Not quite a hole in one, but about par for the course.
I’m not outrageously athletic. I don’t play sports, or even sports games. But golf? Well, it’s technically a sport, but not really something I would call extensively exhausting. Robin Williams said it best about golf:
Whack a ball, get in a cart. Whack a ball, get in a cart.
So clearly, not very exhausting. In any case, Hot Shots Golf: World Invitational for the PlayStation Vita was among the launch lineup for Sony’s new handheld, and I put it through its paces for about a week. What I found is overall a good game, if a bit simplistic yet complicated at the same time.
World Invitational starts out like you might expect from a golf game. It’s a golf game. You play through the front-nines and the full 18s as you progress along in the “Challenge” mode, which is a pretty basic run through the game’s courses. There are a range of difficulties, although I never progressed past the main mode because I didn’t want to break my perfect record. That’s right, so long as you’re timing your button presses properly, you can make pretty well perfect strokes every time, almost always getting in under or at par.
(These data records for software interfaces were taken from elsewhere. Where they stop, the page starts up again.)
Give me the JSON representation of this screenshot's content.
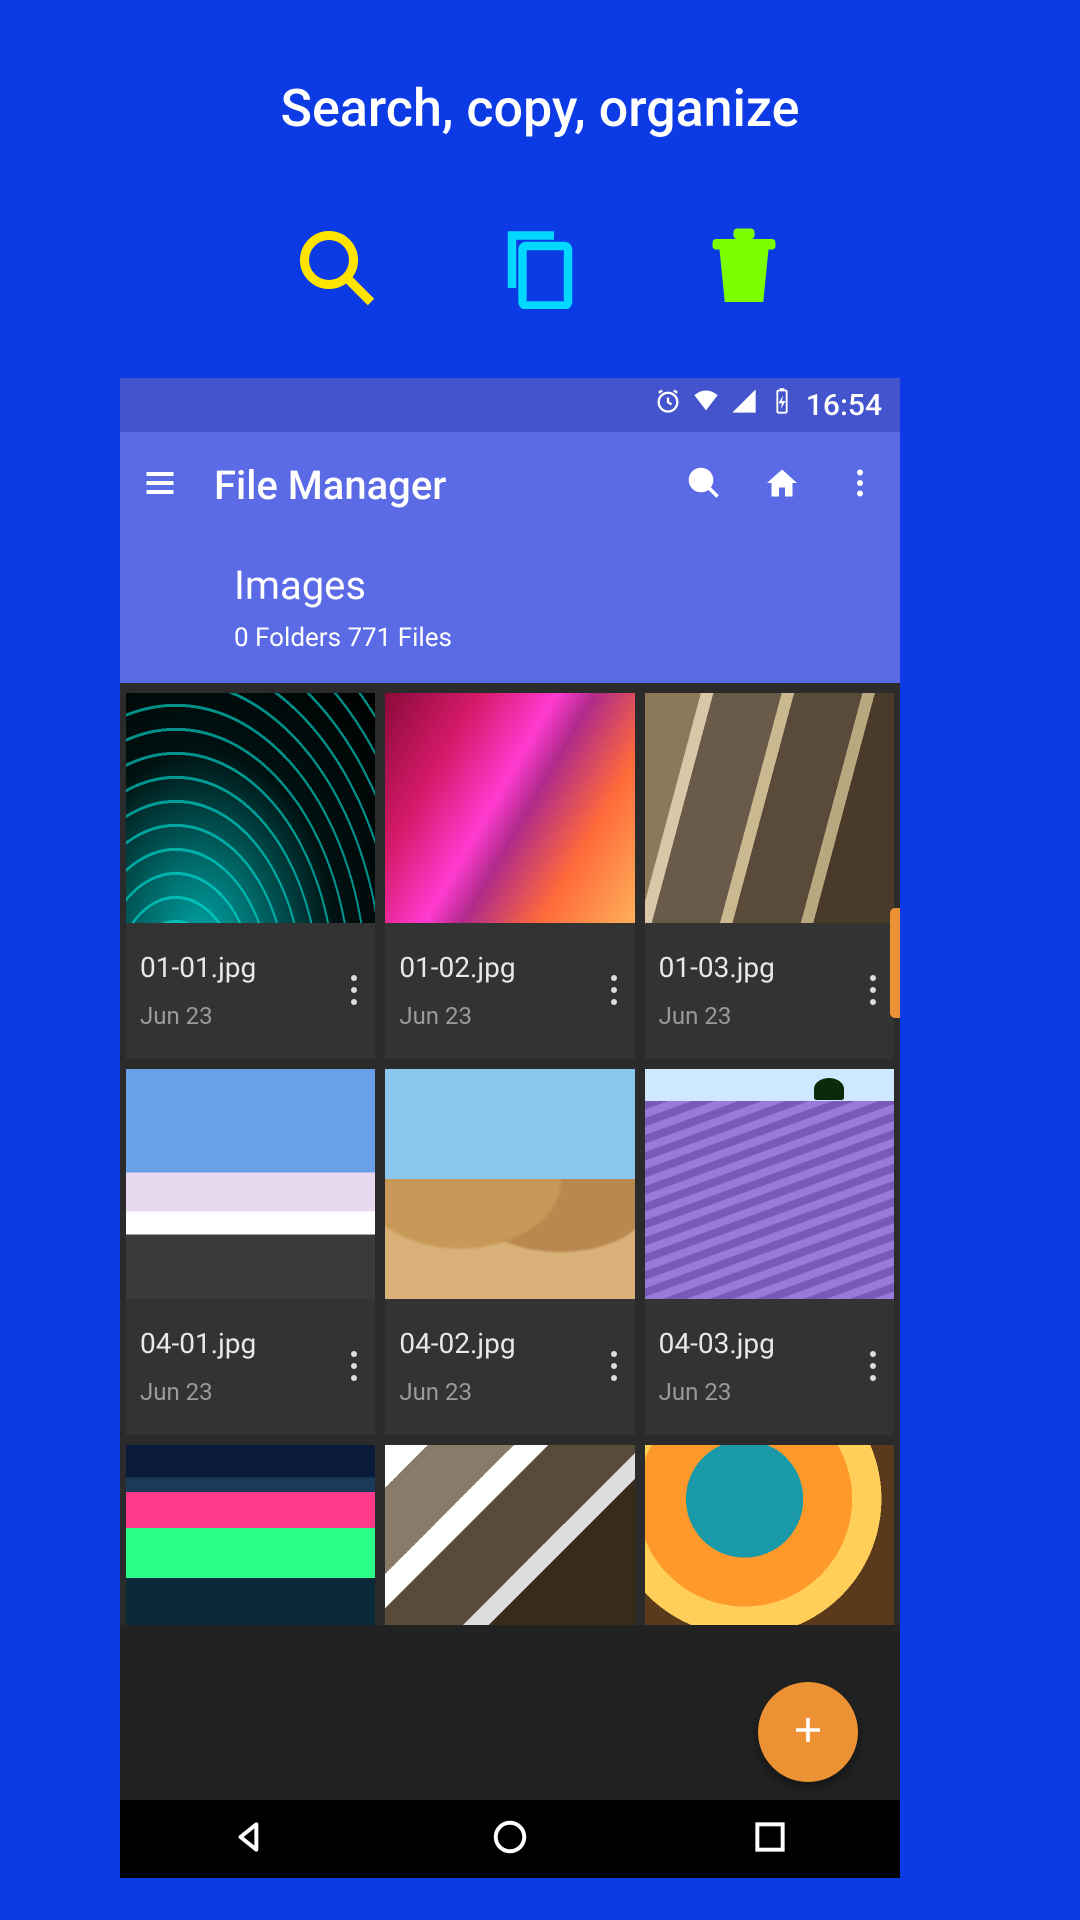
{
  "hero": {
    "title": "Search, copy, organize"
  },
  "statusbar": {
    "time": "16:54"
  },
  "appbar": {
    "title": "File Manager",
    "path_title": "Images",
    "path_sub": "0 Folders 771 Files"
  },
  "files": [
    {
      "name": "01-01.jpg",
      "date": "Jun 23"
    },
    {
      "name": "01-02.jpg",
      "date": "Jun 23"
    },
    {
      "name": "01-03.jpg",
      "date": "Jun 23"
    },
    {
      "name": "04-01.jpg",
      "date": "Jun 23"
    },
    {
      "name": "04-02.jpg",
      "date": "Jun 23"
    },
    {
      "name": "04-03.jpg",
      "date": "Jun 23"
    }
  ]
}
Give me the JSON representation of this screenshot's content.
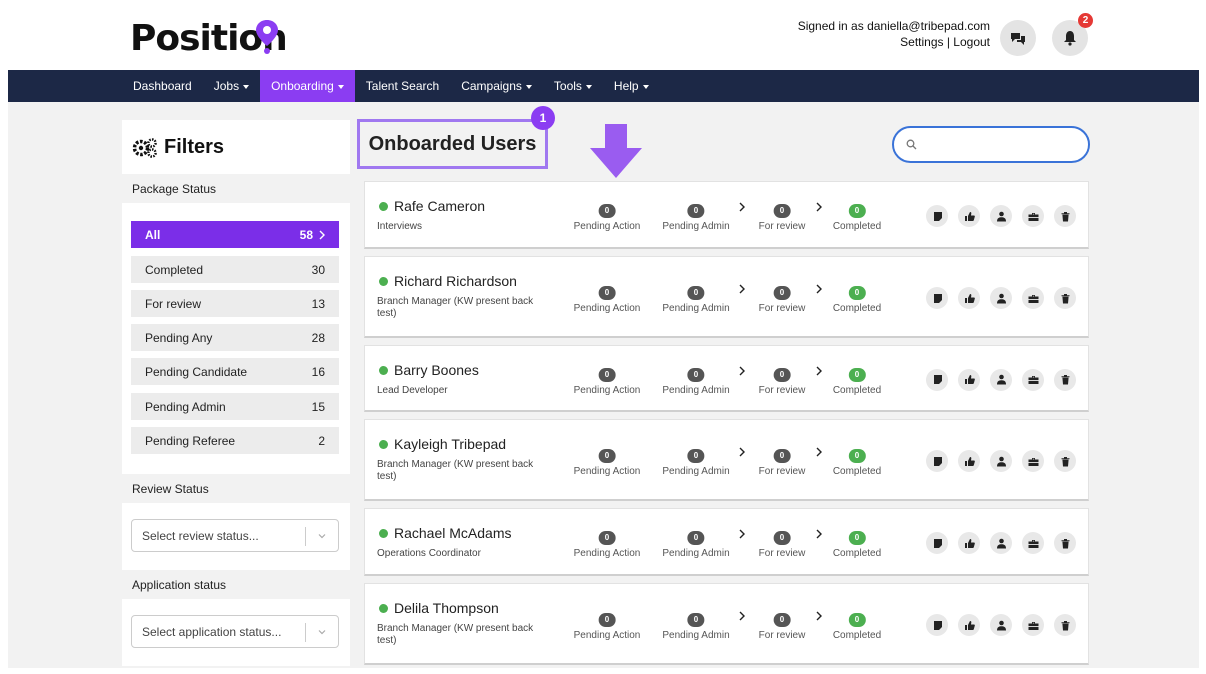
{
  "header": {
    "logo_text": "Position",
    "signed_in_text": "Signed in as daniella@tribepad.com",
    "settings_link": "Settings",
    "separator": " | ",
    "logout_link": "Logout",
    "notification_count": "2",
    "accent_color": "#8b3df2"
  },
  "nav": {
    "items": [
      {
        "label": "Dashboard",
        "caret": false
      },
      {
        "label": "Jobs",
        "caret": true
      },
      {
        "label": "Onboarding",
        "caret": true,
        "active": true
      },
      {
        "label": "Talent Search",
        "caret": false
      },
      {
        "label": "Campaigns",
        "caret": true
      },
      {
        "label": "Tools",
        "caret": true
      },
      {
        "label": "Help",
        "caret": true
      }
    ]
  },
  "sidebar": {
    "title": "Filters",
    "package_status_label": "Package Status",
    "package_items": [
      {
        "label": "All",
        "count": "58"
      },
      {
        "label": "Completed",
        "count": "30"
      },
      {
        "label": "For review",
        "count": "13"
      },
      {
        "label": "Pending Any",
        "count": "28"
      },
      {
        "label": "Pending Candidate",
        "count": "16"
      },
      {
        "label": "Pending Admin",
        "count": "15"
      },
      {
        "label": "Pending Referee",
        "count": "2"
      }
    ],
    "review_status_label": "Review Status",
    "review_status_placeholder": "Select review status...",
    "application_status_label": "Application status",
    "application_status_placeholder": "Select application status..."
  },
  "main": {
    "title": "Onboarded Users",
    "step_badge": "1",
    "search_placeholder": "",
    "stage_labels": [
      "Pending Action",
      "Pending Admin",
      "For review",
      "Completed"
    ],
    "candidates": [
      {
        "name": "Rafe Cameron",
        "role": "Interviews",
        "counts": [
          "0",
          "0",
          "0",
          "0"
        ]
      },
      {
        "name": "Richard Richardson",
        "role": "Branch Manager (KW present back test)",
        "counts": [
          "0",
          "0",
          "0",
          "0"
        ]
      },
      {
        "name": "Barry Boones",
        "role": "Lead Developer",
        "counts": [
          "0",
          "0",
          "0",
          "0"
        ]
      },
      {
        "name": "Kayleigh Tribepad",
        "role": "Branch Manager (KW present back test)",
        "counts": [
          "0",
          "0",
          "0",
          "0"
        ]
      },
      {
        "name": "Rachael McAdams",
        "role": "Operations Coordinator",
        "counts": [
          "0",
          "0",
          "0",
          "0"
        ]
      },
      {
        "name": "Delila Thompson",
        "role": "Branch Manager (KW present back test)",
        "counts": [
          "0",
          "0",
          "0",
          "0"
        ]
      }
    ],
    "action_icons": [
      "note-icon",
      "thumbs-up-icon",
      "user-icon",
      "briefcase-icon",
      "trash-icon"
    ]
  }
}
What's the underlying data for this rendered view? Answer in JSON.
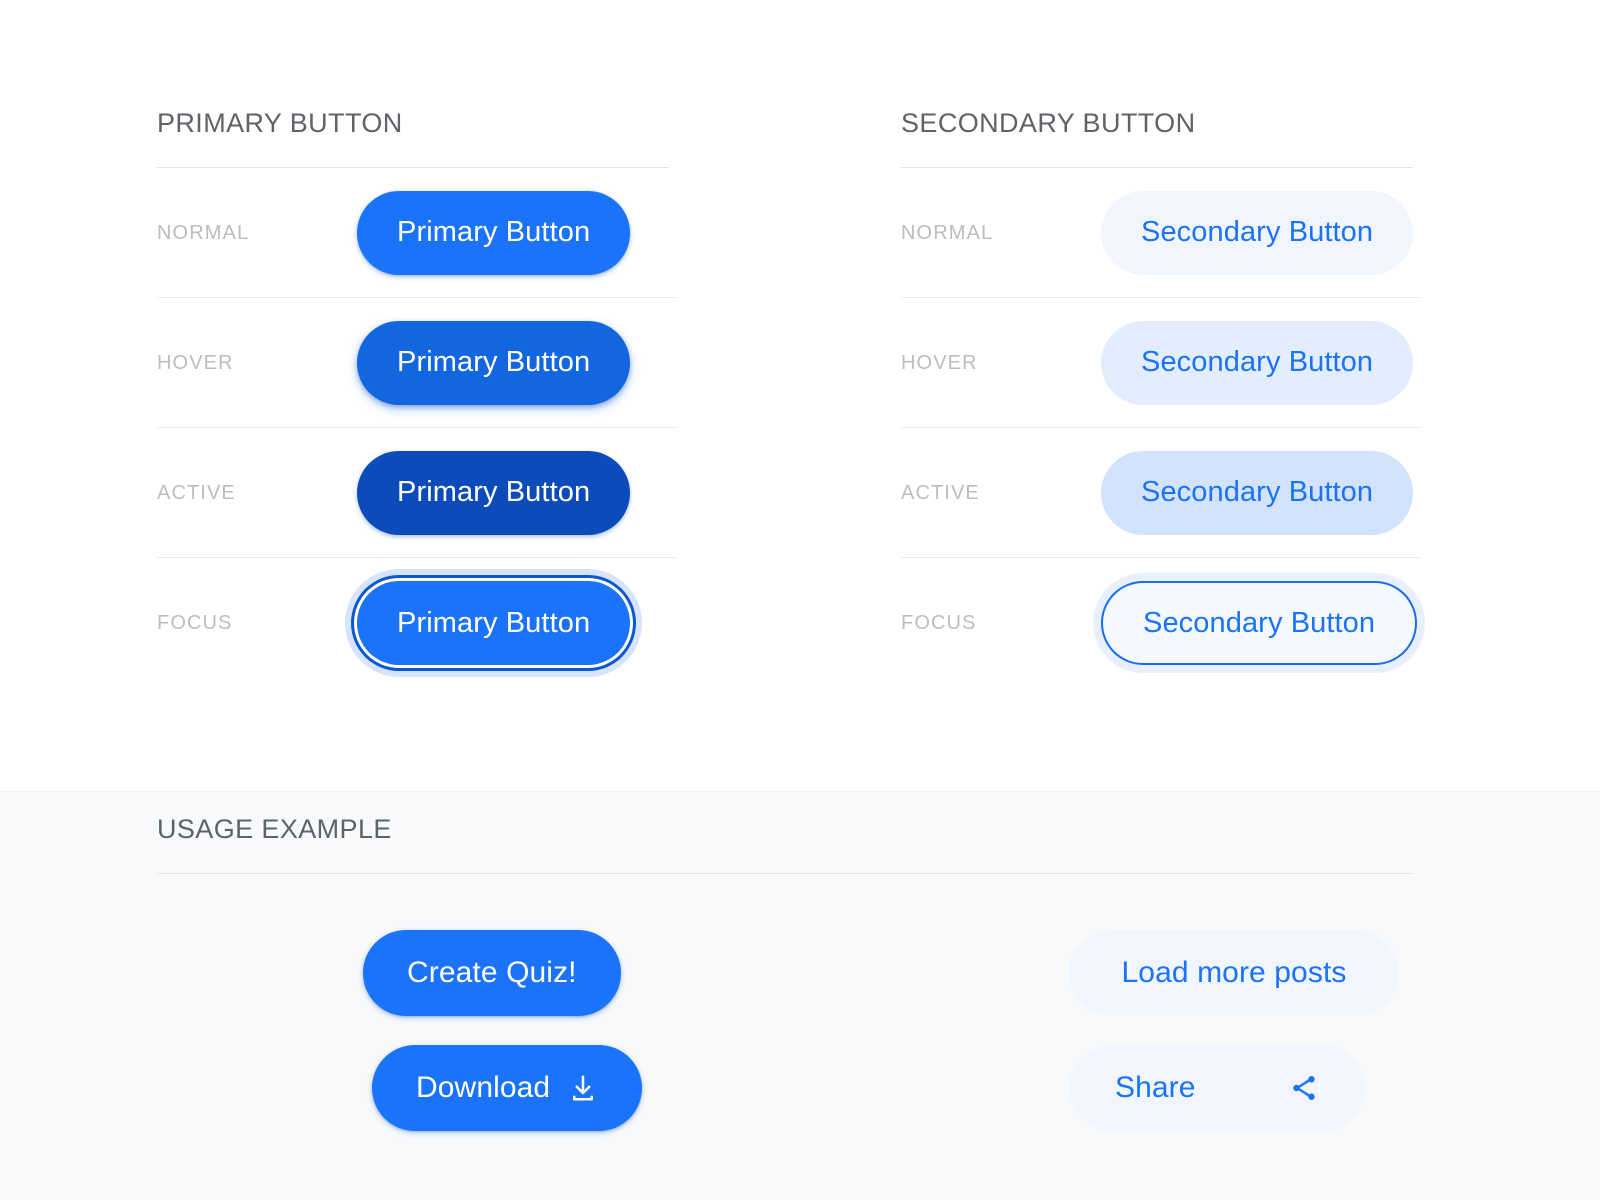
{
  "theme": {
    "primary": "#1a73f8",
    "primary_hover": "#1266e0",
    "primary_active": "#0b4cba",
    "primary_focus_ring": "#0b57d0",
    "secondary_bg": "#f1f5fe",
    "secondary_hover_bg": "#e4edfd",
    "secondary_active_bg": "#d3e3fd",
    "secondary_text": "#1a73f8",
    "label_gray": "#bdbdbd",
    "title_gray": "#5f6368",
    "rule_gray": "#e3e3e3",
    "usage_band_bg": "#f8f9fa",
    "page_bg": "#ffffff"
  },
  "primary_section": {
    "title": "PRIMARY BUTTON",
    "rows": [
      {
        "state": "NORMAL",
        "label": "Primary Button"
      },
      {
        "state": "HOVER",
        "label": "Primary Button"
      },
      {
        "state": "ACTIVE",
        "label": "Primary Button"
      },
      {
        "state": "FOCUS",
        "label": "Primary Button"
      }
    ]
  },
  "secondary_section": {
    "title": "SECONDARY BUTTON",
    "rows": [
      {
        "state": "NORMAL",
        "label": "Secondary Button"
      },
      {
        "state": "HOVER",
        "label": "Secondary Button"
      },
      {
        "state": "ACTIVE",
        "label": "Secondary Button"
      },
      {
        "state": "FOCUS",
        "label": "Secondary Button"
      }
    ]
  },
  "usage_section": {
    "title": "USAGE EXAMPLE",
    "buttons": {
      "create_quiz": {
        "label": "Create Quiz!"
      },
      "download": {
        "label": "Download",
        "icon": "download-icon"
      },
      "load_more": {
        "label": "Load more posts"
      },
      "share": {
        "label": "Share",
        "icon": "share-icon"
      }
    }
  }
}
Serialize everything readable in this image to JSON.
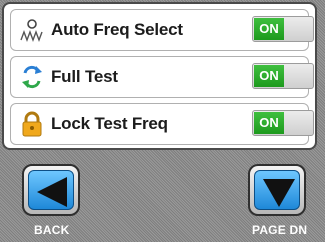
{
  "settings": {
    "rows": [
      {
        "label": "Auto Freq Select",
        "icon": "wave-antenna-icon",
        "toggle": "ON"
      },
      {
        "label": "Full Test",
        "icon": "swap-arrows-icon",
        "toggle": "ON"
      },
      {
        "label": "Lock Test Freq",
        "icon": "padlock-icon",
        "toggle": "ON"
      }
    ]
  },
  "nav": {
    "back_label": "BACK",
    "page_dn_label": "PAGE DN"
  },
  "colors": {
    "toggle_on": "#22a622",
    "nav_button": "#1e88d8"
  }
}
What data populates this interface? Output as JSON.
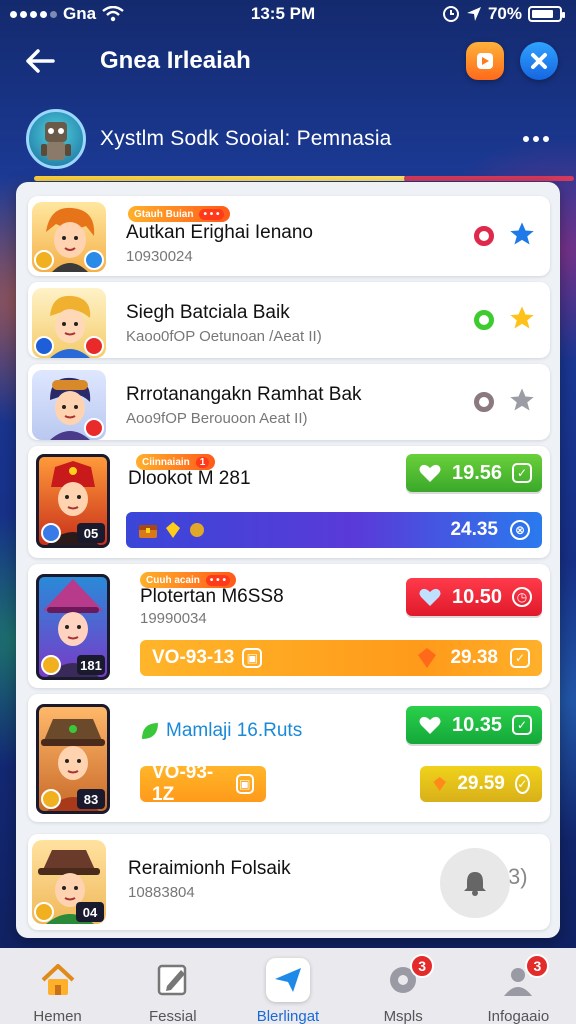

That kind of takes away the actual game for me, but I still found it fun in a more simple way at the same time.
The graphics in World Invitational might seem slightly childlike at first when you look at the characters and the box art, especially compared to PGA Tour titles from EA Sports. However, getting into the game, you realize that the scenery is expertly rendered, textures look phenomenal, and even the interior of the hole is beautifully wood-trimmed and multi-coloured as you might expect. Of course, comparing any sort of graphics to other titles like WipEout 2048 and Uncharted: Golden Abyss makes these seem only halfway-realistic, but they’re still well above par for any handheld we’ve seen so far.
Game statistics are a massive part of this new entry in the Hot Shots Golf franchise. The games have been around for years, and are loved by the world over, but I think they go a bit overboard with the stat tracking in the easier modes of the game. In it’s most basic form, the game shouldn’t bombard you with every statistic under the sun when you complete a round. It’s just too much, especially if you’re not used to golf games or sports game in general, because you don’t expect that much information to come at you.
By the same token, it would have been fantastic if the game gave you these stats in a harder difficulty setting, or the option to turn them on or off. Doing so would increase the value in the game for me and really push the package over the top.
Menu screens suffer from the same complexity. Getting into a round is not difficult, but it takes about six mashes of the X button to select through every option. For an amateur player like myself, there’s just a lot of complexity here that doesn’t need to exist, and it could have been pared down relatively easily by giving you a load out scheme that better represents different players. Doing so would have also made the game more accessible to us newbies.
Audio in this game is stellar as the other games in the Vita’s launch lineup have been, with one exception: voices. It’s not so much that the voice recordings are low quality (they’re not the best, though), but rather that they are very repetitive. Your caddy will say things like “Please don’t go any further!” when the ball passes the flag slightly, but it happens like clockwork and you can almost recite it as she says it. Things like that are repeated so often that it becomes slightly problematic if you’re easily ticked by stuff like that. Your ears won’t bleed or anything, but the developers could have certainly added in a few different phrases or only have the caddy say things some of the time.
My biggest concern with this VITA game (you hear that, Sony?) is that there are a ridiculously low amount of any touch controls in the entire game! In menus, there are scroll bars, but no swiping mechanic to navigate through them! After just a couple of weeks with the Vita, it already feels weird to use the D-Pad for any kind of controls, let alone basic menu function like that. You can’t even tap to select on menu items! It just doesn’t make sense to me whatsoever. It absolutely dumbfounded me to know that Sony themselves haven’t taken the care to implement these kinds of controls into their Vita experience, especially when it is so new and they’re still trying to prove its worth in the market. It sounds like a small issue, but for games that are almost entirely touch-based, with the exception of analog sticks and a couple of button presses, coming to World Invitational feels like a major step backward in portable gaming.
Control oddities aside, for anyone who is into golf, I’d imagine Hot Shots Golf: World Invitational is pure gold. It has great statistics measurement, more than adequate graphics, and it doesn’t take itself too seriously. For amateurs, it seems like this would be the perfect entry, but it won’t teach you too much about the game unless you’re really willing to commit to it. Here’s hoping that Mario Golf is up to that task when it comes if they ever make another version of it! Until then, World Invitational is a buy for anyone with any inkling to get their hands on a golf club on the PlayStation Vita.